ONE. After doodling a few practice round of cloud shapes on a notepad, I sketched my giant cloud shape on a roll of kraft paper, being mindful of the size I had in mind (approximately 38″ on the straight edge and 34″ on the highest peak, leaving room for my seam allowances). I absolutely recommend using a template, so you can play with shapes before cutting into your fabric. Once you have your template, lay it on your fabric, then cut out your shape. I did something which I can only assume must be a huge no-no in the sewing world – I layered my fabrics and cut them both at once. (Eek, I know.) Because it’s not a symmetrical pattern, I did, however, lay them together so that the right sides were facing each other (the same way I’d layer them while sewing).
TWO. With the right sides of the fabric layered together, center the zipper along the straight edge and mark with a pencil where the zipper starts and stops. Pin along that edge, then sew your seam with a 3/4″ allowance, basting in-between the pencil marks that indicate the zipper. Backstitch at the start and stop of the zipper to make it more secure – soon enough, you’ll be using the seam ripper to take out those basted stitches (but not yet!).
THREE. Once that side is stitched, open your fabric so that the right sides are facing down, then pin your zipper in place over the seam – between those marks you’ve just made. Below, I used our empty coffee table to do this prep work:

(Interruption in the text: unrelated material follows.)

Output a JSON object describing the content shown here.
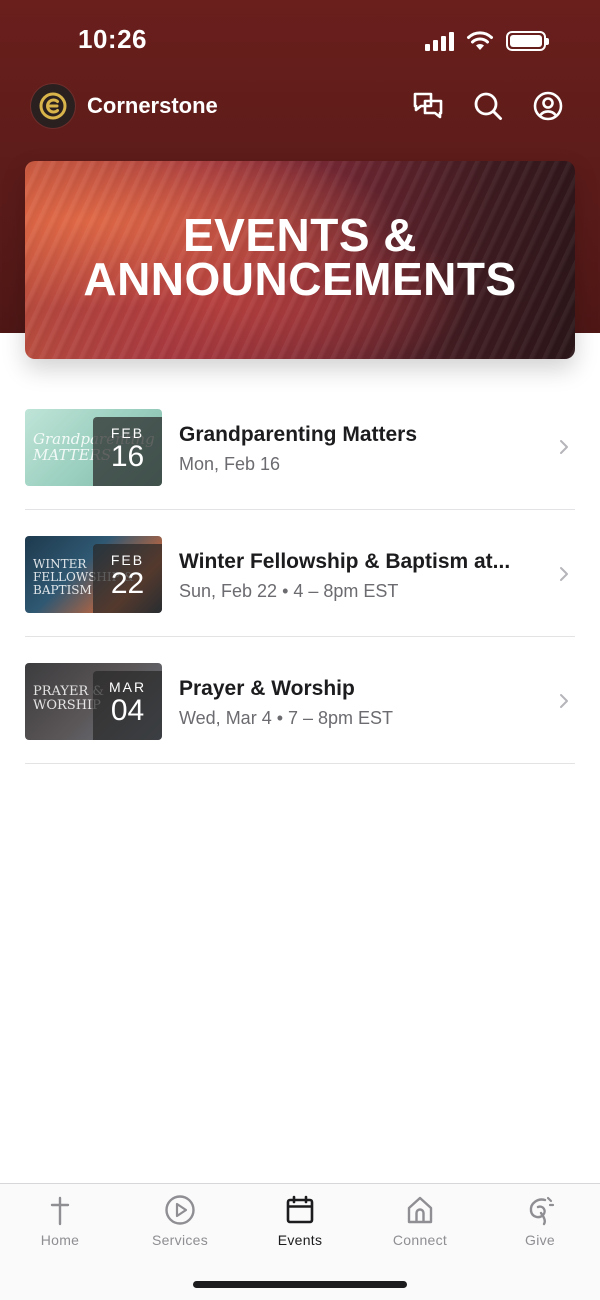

FOUR. After you’ve pinned the zipper in place (making sure that your zipper lines up with the seam), bring the sides back together, and use a zipper foot to sew the first edge of your zipper to the seam. Remove the pins as you sew towards them, then repeat this on the opposite side.

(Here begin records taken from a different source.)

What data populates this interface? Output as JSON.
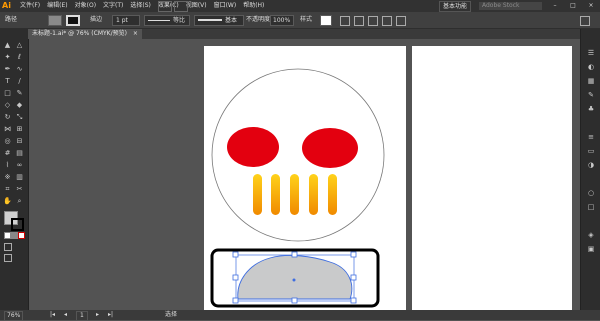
{
  "menubar": {
    "logo": "Ai",
    "items": [
      "文件(F)",
      "编辑(E)",
      "对象(O)",
      "文字(T)",
      "选择(S)",
      "效果(C)",
      "视图(V)",
      "窗口(W)",
      "帮助(H)"
    ],
    "workspace": "基本功能",
    "search_placeholder": "Adobe Stock",
    "window_controls": [
      "–",
      "□",
      "×"
    ]
  },
  "controlbar": {
    "selection_label": "路径",
    "stroke_label": "描边",
    "stroke_value": "1 pt",
    "profile_label": "等比",
    "brush_label": "基本",
    "opacity_label": "不透明度",
    "opacity_value": "100%",
    "style_label": "样式"
  },
  "document_tab": {
    "title": "未标题-1.ai* @ 76% (CMYK/预览)",
    "close": "×"
  },
  "statusbar": {
    "zoom": "76%",
    "page": "1",
    "tool": "选择"
  },
  "colors": {
    "eye": "#e3000f",
    "tooth_top": "#ffd21a",
    "tooth_bottom": "#f08a00",
    "jaw_fill": "#c9cacb",
    "selection": "#3f6ee0",
    "app_bg": "#535353"
  }
}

FIVE. With your zipper now in place and your fabric open, pin through all layers of the fabric where your zipper starts and stop. Turn your fabric over, so that the right side is facing you, then put a long piece of scotch tape from pin start to end.

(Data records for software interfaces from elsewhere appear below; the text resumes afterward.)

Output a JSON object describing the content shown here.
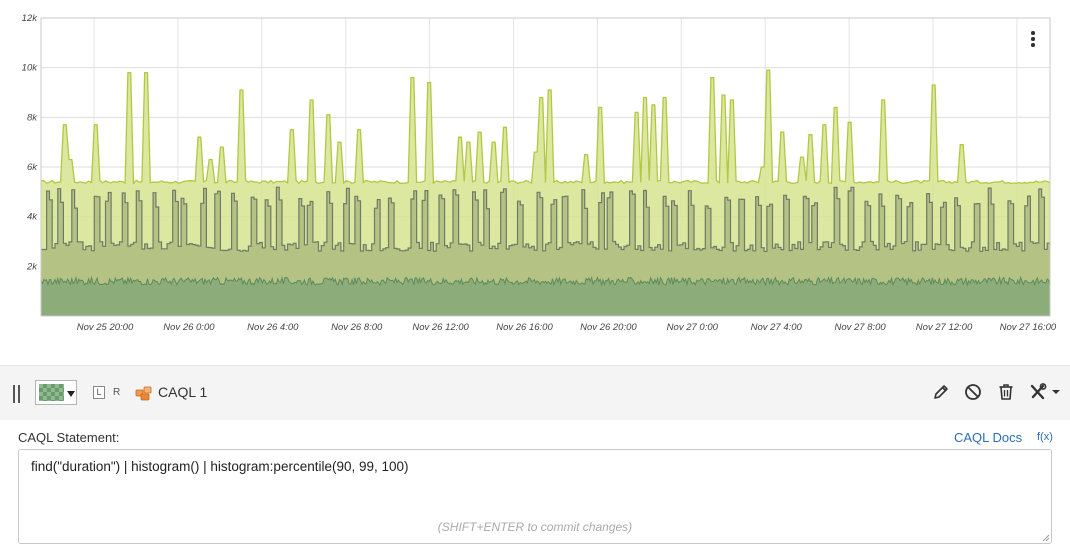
{
  "graph": {
    "menu_icon": "vertical-ellipsis-icon",
    "chart_data": {
      "type": "area",
      "x_range": [
        "2023-11-25 17:00",
        "2023-11-27 17:00"
      ],
      "x_tick_labels": [
        "Nov 25 20:00",
        "Nov 26 0:00",
        "Nov 26 4:00",
        "Nov 26 8:00",
        "Nov 26 12:00",
        "Nov 26 16:00",
        "Nov 26 20:00",
        "Nov 27 0:00",
        "Nov 27 4:00",
        "Nov 27 8:00",
        "Nov 27 12:00",
        "Nov 27 16:00"
      ],
      "y_tick_labels": [
        "2k",
        "4k",
        "6k",
        "8k",
        "10k",
        "12k"
      ],
      "ylim": [
        0,
        12000
      ],
      "grid": true,
      "series": [
        {
          "color": "#d6e38f",
          "stroke": "#b2c840",
          "baseline": 5400,
          "noise": 60,
          "spikes": [
            [
              2.3,
              7700
            ],
            [
              2.7,
              6300
            ],
            [
              5.3,
              7700
            ],
            [
              8.5,
              9800
            ],
            [
              10.2,
              9800
            ],
            [
              15.5,
              7200
            ],
            [
              16.8,
              6300
            ],
            [
              17.7,
              6800
            ],
            [
              19.8,
              9100
            ],
            [
              24.6,
              7500
            ],
            [
              26.6,
              8700
            ],
            [
              28.4,
              8100
            ],
            [
              29.4,
              7000
            ],
            [
              31.5,
              7500
            ],
            [
              36.8,
              9600
            ],
            [
              38.3,
              9400
            ],
            [
              41.4,
              7200
            ],
            [
              42.2,
              7000
            ],
            [
              43.4,
              7400
            ],
            [
              44.6,
              7000
            ],
            [
              45.7,
              7600
            ],
            [
              48.8,
              6600
            ],
            [
              49.4,
              8800
            ],
            [
              50.3,
              9100
            ],
            [
              53.9,
              6500
            ],
            [
              55.3,
              8400
            ],
            [
              58.8,
              8200
            ],
            [
              59.8,
              8800
            ],
            [
              60.6,
              8500
            ],
            [
              61.6,
              8800
            ],
            [
              66.4,
              9600
            ],
            [
              67.4,
              8900
            ],
            [
              68.2,
              8700
            ],
            [
              71.4,
              6000
            ],
            [
              71.9,
              9900
            ],
            [
              73.4,
              7400
            ],
            [
              75.2,
              6400
            ],
            [
              76.2,
              7300
            ],
            [
              77.4,
              7700
            ],
            [
              78.7,
              8400
            ],
            [
              80.0,
              7800
            ],
            [
              83.4,
              8700
            ],
            [
              88.4,
              9300
            ],
            [
              91.0,
              6900
            ]
          ]
        },
        {
          "color": "#afbe80",
          "stroke": "#6f7a67",
          "baseline": 2800,
          "pulses": 64,
          "pulse_high": 5200
        },
        {
          "color": "#8aac78",
          "stroke": "#5e8a5e",
          "baseline": 1400,
          "noise": 150
        }
      ]
    }
  },
  "toolbar": {
    "drag_handle_icon": "drag-handle-icon",
    "color_picker_icon": "checker-swatch-icon",
    "axis_left": "L",
    "axis_right": "R",
    "datasource_icon": "caql-source-icon",
    "datapoint_name": "CAQL 1",
    "actions": [
      "pencil-icon",
      "disable-icon",
      "trash-icon",
      "tools-dropdown-icon"
    ],
    "accent": "#2a6db5"
  },
  "caql": {
    "label": "CAQL Statement:",
    "docs_link": "CAQL Docs",
    "fx_link": "f(x)",
    "statement": "find(\"duration\") | histogram() | histogram:percentile(90, 99, 100)",
    "hint": "(SHIFT+ENTER to commit changes)"
  }
}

SIX. Remove the pins, and – still using your zipper foot – use this tape as a guide to then stitch a long and skinny rectangle around your (hidden, for now) zipper. When turning the corner with your sewing machine, make sure your needle is in the fabric, then lift the sewing foot, turn, and put the foot back down. Then continue your stitch as normal to get one continuous rectangle. (These are all very technical terms, don’t you know?)
SEVEN. With the rectangle stitched, use the seam ripper to free yourself from the basted stitches in the middle of the rectangle. You’ll find your hidden zipper in all it’s glory, now, unzip it!
EIGHT. Now that the zipper is done (and unzipped – you don’t want to stitch it in with no way to open it again!), lay the fabric back together so that the right sides are touching, and pin around your cloud shape. Then, swap back to the regular foot and carefully sew it up!
NINE. To get the curves looking nice and… um, curvy, you’ll need to cut V-shaped slits into the cloud seam allowances. Now, mind you, I didn’t know this until I flipped the cloud right side out, saw my puckered curves and panicked, so I used this tutorial as a guide – including her recommendation to press the seams afterwards. Doing so made all the difference.
TEN. After you’ve trimmed and pressed your curves (look at you go!), turn it right side out, then stuff it! I picked up 4 yards of clearance fleece from Fabric.com to plush up Jack’s cloud, but I really should have sprung for 6+ for our big pup. Of course the best part of stuffing the bed with cushy fabric, towels and old tees is the whole bed can be taken apart and washed properly. (We ended up using the 4 yards of fleece + several old towels – the same ones from his former bed.)
In the end, the cloud bed came in at 36″ along the straight edge and 32″ at the highest peak. Jack got a nice scrub-a-dub, then settled right in.
Are we certifiably crazy yet? Pet photos, paintings, pillows and (countless!) beds? Aye. And to all you sewing ninjas, please feel free to chime in and throw a few pointers my way. I’ve got the sewing bug – and I’ve still got a lot to learn! – but I’m ridiculously excited about it.